If you have too many doctors involved in your care without a family doctor overlooking your entire care, you are bound to end up in trouble.
So far, this blog has been beating up on specialists. Am I saying that all specialists are bad? Of course not, I refer to specialists all the time. But, I am saying that you do not need a specialist for every individual problem that you have. Your blood pressure should be treated by your family doctor without a referral to a cardiologist. Your acne should be treated by your family doctor without a dermatologist.
If you are coming to me to be your gatekeeper, then you should find another doctor. My goal is to be the smartest, best doctor that you have ever met, and I will do everything in my power to treat you to the best of my capability.

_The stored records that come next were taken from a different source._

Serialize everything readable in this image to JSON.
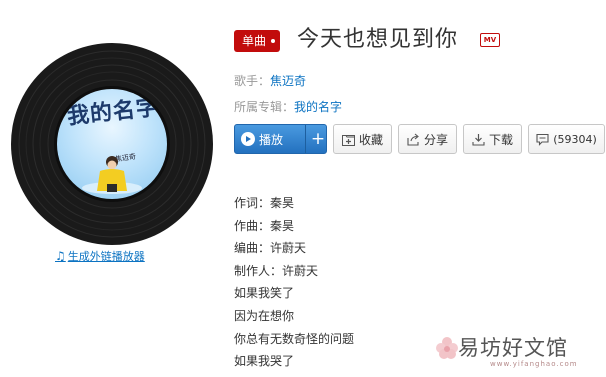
{
  "album_cover": {
    "title_art": "我的名字",
    "signature_art": "焦迈奇"
  },
  "ext_link_label": "生成外链播放器",
  "song": {
    "type_tag": "单曲",
    "title": "今天也想见到你",
    "mv_badge": "MV",
    "singer_label": "歌手：",
    "singer": "焦迈奇",
    "album_label": "所属专辑：",
    "album": "我的名字"
  },
  "actions": {
    "play": "播放",
    "add": "+",
    "favorite": "收藏",
    "share": "分享",
    "download": "下载",
    "comments": "(59304)"
  },
  "lyrics": [
    "作词：秦昊",
    "作曲：秦昊",
    "编曲：许蔚天",
    "制作人：许蔚天",
    "如果我笑了",
    "因为在想你",
    "你总有无数奇怪的问题",
    "如果我哭了"
  ],
  "watermark": {
    "text": "易坊好文馆",
    "url": "www.yifanghao.com"
  },
  "colors": {
    "accent_red": "#c20c0c",
    "link_blue": "#0c73c2",
    "play_blue": "#2371bf"
  }
}
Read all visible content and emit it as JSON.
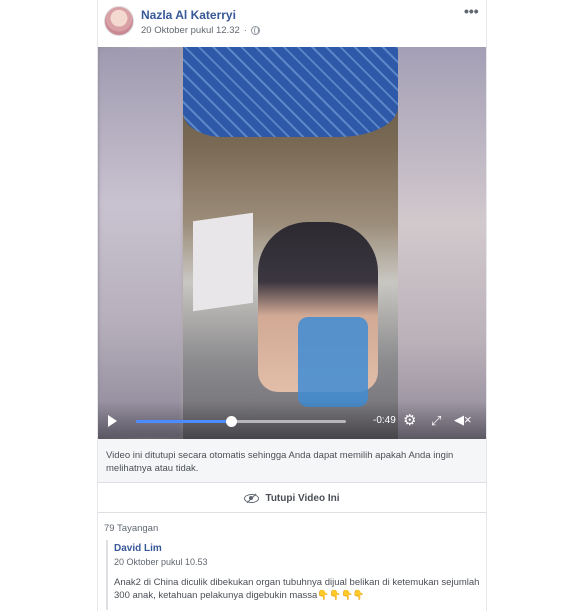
{
  "post": {
    "author": "Nazla Al Katerryi",
    "timestamp": "20 Oktober pukul 12.32",
    "privacy_icon": "globe-icon",
    "menu_icon": "more-options-icon",
    "menu_glyph": "•••"
  },
  "video": {
    "time_remaining": "-0:49",
    "progress": 0.45,
    "play_glyph": "",
    "settings_glyph": "⚙",
    "fullscreen_glyph": "⤢",
    "volume_glyph": "◀×"
  },
  "notice": {
    "text": "Video ini ditutupi secara otomatis sehingga Anda dapat memilih apakah Anda ingin melihatnya atau tidak."
  },
  "hide_button": {
    "label": "Tutupi Video Ini"
  },
  "views": "79 Tayangan",
  "shared": {
    "author": "David Lim",
    "timestamp": "20 Oktober pukul 10.53",
    "text": "Anak2 di China diculik dibekukan organ tubuhnya dijual belikan di ketemukan sejumlah 300 anak, ketahuan pelakunya digebukin massa",
    "emoji": "👇👇👇👇"
  },
  "colors": {
    "link": "#385898",
    "progress": "#4b8bff",
    "notice_bg": "#f5f6f7"
  }
}
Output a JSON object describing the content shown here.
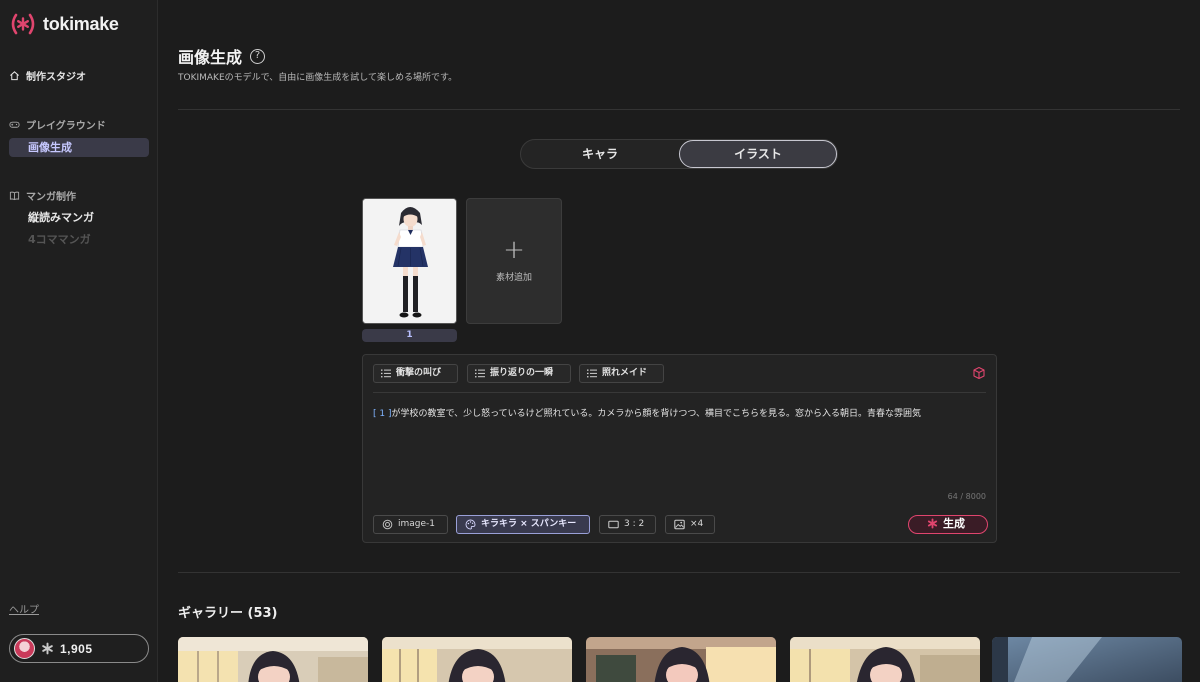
{
  "brand": {
    "name": "tokimake",
    "accent": "#e0456e"
  },
  "sidebar": {
    "studio_label": "制作スタジオ",
    "playground": {
      "label": "プレイグラウンド",
      "items": [
        {
          "label": "画像生成",
          "active": true
        }
      ]
    },
    "manga": {
      "label": "マンガ制作",
      "items": [
        {
          "label": "縦読みマンガ"
        },
        {
          "label": "4コママンガ",
          "disabled": true
        }
      ]
    },
    "help_label": "ヘルプ",
    "credits": "1,905"
  },
  "header": {
    "title": "画像生成",
    "help_icon": "?",
    "subtitle": "TOKIMAKEのモデルで、自由に画像生成を試して楽しめる場所です。"
  },
  "mode_tabs": [
    {
      "label": "キャラ",
      "active": false
    },
    {
      "label": "イラスト",
      "active": true
    }
  ],
  "materials": {
    "items": [
      {
        "label": "1"
      }
    ],
    "add_label": "素材追加",
    "add_icon": "+"
  },
  "prompt": {
    "presets": [
      "衝撃の叫び",
      "振り返りの一瞬",
      "照れメイド"
    ],
    "tag": "[ 1 ]",
    "text": "が学校の教室で、少し怒っているけど照れている。カメラから顔を背けつつ、横目でこちらを見る。窓から入る朝日。青春な雰囲気",
    "counter": "64 / 8000",
    "model": "image-1",
    "style": "キラキラ × スパンキー",
    "ratio": "3 : 2",
    "count": "×4",
    "generate_label": "生成"
  },
  "gallery": {
    "title": "ギャラリー (53)"
  }
}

I will study, Google, and read books in order to help determine the latest, greatest, and best treatment and diagnostic tests that I need to help you conquer your medical problems and goals. I promise that I will refer you to a specialist at the appropriate time when it is needed or indicated, especially if I cannot diagnose or improve your condition. But, you have to give me the chance, and you have to trust me.
Your family doctor can handle many more problems than you think. Give them a try. If they cannot, then maybe it is time to look for a new one. Being a good family doctor, in my obviously biased opinion, is the hardest type of doctor to be. It is the only physician that treats as we say, “Womb to Tomb.” The family doctor is taught how to care for children, adolescents, adults, elderly, and pregnant women. We are the only doctors that rotate through almost every specialty, and we are even heavily trained in mental health (psychiatry).
A family doctor is the original doctor. I want you to think about 50 years before specialists were on every street corner. If you were living on a farm in rural Texas, and you got sick. You would call the doctor who would make a house call. If your wife were to have a baby, you would call the doctor to help deliver the baby. And, if your baby ran a fever, you would call that same doctor to evaluate the child. If your elderly grandmother had a heart attack, you would see that same doctor caring for her in the hospital. This doctor had no other title besides “doctor,” but he was what is now called a Family Doctor. He did not have the title family doctor because he was the ONLY doctor. He was responsible for knowing how to care for any aged human being regardless of gender. The family doctor is not different from that doctor 50 years ago; we just have a different name.
Why did I decide to become a family doctor?
1) The family doctor is the only field where I have the privilege of caring for all age groups.
2) The family doctor is the only field where I get to care for ALL medical problems. In fact, you could have any complaint or problem, and we would be able to see you in our office. I would be able to give you a reasonable diagnosis and start treatment.
3) The family doctor gets to establish long-term relationships and care for families that span multiple generations.
4) The family doctor holds an immense amount of responsibility because we are charged with maintaining wellness and preventing illness. We are the first to be blamed for missing that dreadful early sign of disease that should not have been missed. Unfortunately, hindsight is always 20/20.
5) The family doctor is the one who follows you throughout life’s tragedies and triumphs.
6) The family doctor is the one who will be with you as you battle weight gain, fight pneumonia, and wage war against cancer. Your family doctor will be the one to hold your hand, cry with you, and treat you until your very last breath.
Do you have a good family doctor? If not, maybe it is time to find one. I invite you to grow with me, learn with me, and age with me. Life is full of adventure – let’s enjoy the ride!